etched on plastic (later units had them less readable because of
tool wear). By the end of 1990s it has been significantly
upgraded: The CPU has been replaced with Newertech G4 board and
the RAM has been bumped up to 128MB with two SIMMs.
Additionally, a better video board has been used with 100MBit
network board, also in PCI.
The unit has been transported to Poland probably with recycling electronics, and was stored for some time. I bought it with transport, however it has been totally destroyed by the delivery company - the bottom frame was totally in pieces, the rear and front plates were broken off and cooling chassis was damaged. UPSss...
|I decided to restore it to working condition as its
mainboard and most components were electrically operating. Only
hard disk was missing
To connect parts, I have used a solution of ABS in acetone, with a small amount of ABS. Acetone doesn't dissolve ABS quickly, it rather makes it more viscous. I used the acetone to “weld" parts together and the ABS filings to fill smaller crack holes. After strenghtening the connections with glue I inserted a few metal rods (e.g. from paperclips) into joins using a hot soldeering iron.
The connections seem to be stiff enough to keep the computer in one piece.
Ad from Enter, 1996
As all Macs it should play its start-up sound and initialize the screen. However there is one interesting caveat not present in many other Macs: If a few seconds after "Bong" it plays the crash sound (like broken glass) it may not mean "memory error" as in official documentation (then you need to check or re-seat SIMMs), but "PRAM error" - read "battery exhausted". It will boot then, so set the time, turn it off by software or power button, but don't disconnect the power, it should start up again without unpleasant sounds.
The most important thing here is not to install PC 3.3V
DIMM modules (most PC DIMMs) - it should not fit in sockets, but some

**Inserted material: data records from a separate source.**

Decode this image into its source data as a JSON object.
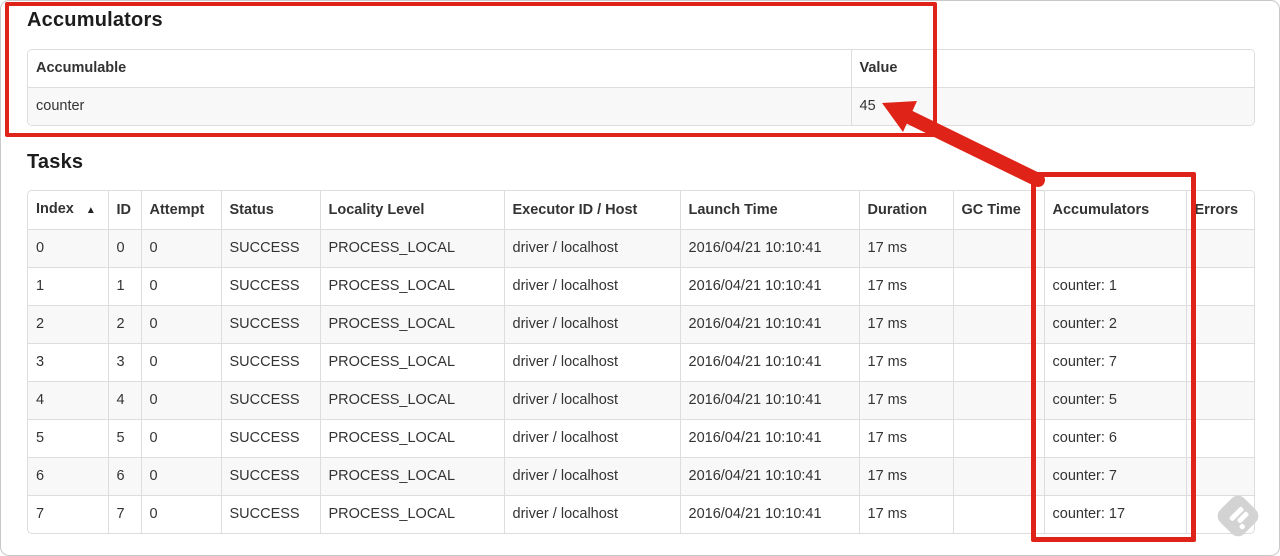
{
  "ui_colors": {
    "annotation_red": "#e02318",
    "table_border": "#dddddd",
    "stripe_background": "#f8f8f8",
    "text": "#333333",
    "heading_text": "#1c1c1c"
  },
  "accumulators_section": {
    "title": "Accumulators",
    "table": {
      "columns": [
        {
          "label": "Accumulable"
        },
        {
          "label": "Value"
        }
      ],
      "rows": [
        [
          "counter",
          "45"
        ]
      ]
    }
  },
  "tasks_section": {
    "title": "Tasks",
    "table": {
      "columns": [
        {
          "label": "Index",
          "sort_icon": "▲"
        },
        {
          "label": "ID"
        },
        {
          "label": "Attempt"
        },
        {
          "label": "Status"
        },
        {
          "label": "Locality Level"
        },
        {
          "label": "Executor ID / Host"
        },
        {
          "label": "Launch Time"
        },
        {
          "label": "Duration"
        },
        {
          "label": "GC Time"
        },
        {
          "label": "Accumulators"
        },
        {
          "label": "Errors"
        }
      ],
      "rows": [
        [
          "0",
          "0",
          "0",
          "SUCCESS",
          "PROCESS_LOCAL",
          "driver / localhost",
          "2016/04/21 10:10:41",
          "17 ms",
          "",
          "",
          ""
        ],
        [
          "1",
          "1",
          "0",
          "SUCCESS",
          "PROCESS_LOCAL",
          "driver / localhost",
          "2016/04/21 10:10:41",
          "17 ms",
          "",
          "counter: 1",
          ""
        ],
        [
          "2",
          "2",
          "0",
          "SUCCESS",
          "PROCESS_LOCAL",
          "driver / localhost",
          "2016/04/21 10:10:41",
          "17 ms",
          "",
          "counter: 2",
          ""
        ],
        [
          "3",
          "3",
          "0",
          "SUCCESS",
          "PROCESS_LOCAL",
          "driver / localhost",
          "2016/04/21 10:10:41",
          "17 ms",
          "",
          "counter: 7",
          ""
        ],
        [
          "4",
          "4",
          "0",
          "SUCCESS",
          "PROCESS_LOCAL",
          "driver / localhost",
          "2016/04/21 10:10:41",
          "17 ms",
          "",
          "counter: 5",
          ""
        ],
        [
          "5",
          "5",
          "0",
          "SUCCESS",
          "PROCESS_LOCAL",
          "driver / localhost",
          "2016/04/21 10:10:41",
          "17 ms",
          "",
          "counter: 6",
          ""
        ],
        [
          "6",
          "6",
          "0",
          "SUCCESS",
          "PROCESS_LOCAL",
          "driver / localhost",
          "2016/04/21 10:10:41",
          "17 ms",
          "",
          "counter: 7",
          ""
        ],
        [
          "7",
          "7",
          "0",
          "SUCCESS",
          "PROCESS_LOCAL",
          "driver / localhost",
          "2016/04/21 10:10:41",
          "17 ms",
          "",
          "counter: 17",
          ""
        ]
      ]
    }
  }
}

really can be installed, which will damage the module or memory
controller. This Mac is a bit picky about video boards - usually these
made for Mac will work.
The problem of OS installation is that even if it's
possible to run 9.2 in upgraded machine, it won't go, because the last
supported OS is 9.1. Even if you have plenty of RAM (and when having
access to these strange DIMMs you can get easily over 100MB, if not 1GB
here) and the PowerPC G3 or G4 upgrade board, this Mac is one of the
last with some "Old world" ROM part, and 9.2 is optimized more for the
"New world" targeting a bit on the iMacs.
To install Mac OS 9.2, you have to use update and OS 9 Helper patch.
You can try to use OS 9 helper, upgrading from 9.1 - see its archived home page.
The 9.2.1 update package is downloadable here.
The 9.2.1 -> 9.2.2 update package is downloadable here.
However, I found that with typical, easily accessible 9.1 US these updates do not work at all. The installer just aborts right before start. I think the updates accessible here may work better. As the last resort you can use XPostFacto (if you still have a copy) and go with OS X. However, it's installing a system 6 years newer than computer so better make sure that you want it. At least 100MB of RAM and 300MHz CPU upgrade is a must-have, it's not an iMac you can throw OSX there and it'll more-or-less work - even the fastest CPU upgrade will be bottlenecked by system bus clocking at 50MHz.
http://siber-sonic.com/mac/MAXpowrG3.html - MAXPOWr G3 page with DIP settings and manual. NOT a G4. There is not much information about G4 board for this Mac, because a bit later NewerTech introduced much faster G4 boards than 450MHz and they had the biggest support.
Archived XPostFacto site.
For MAXPowr board you may need a MAXPOWR driver (for MAXPowr G4 you need MAXPowr205.hqx and StuffIt Expander).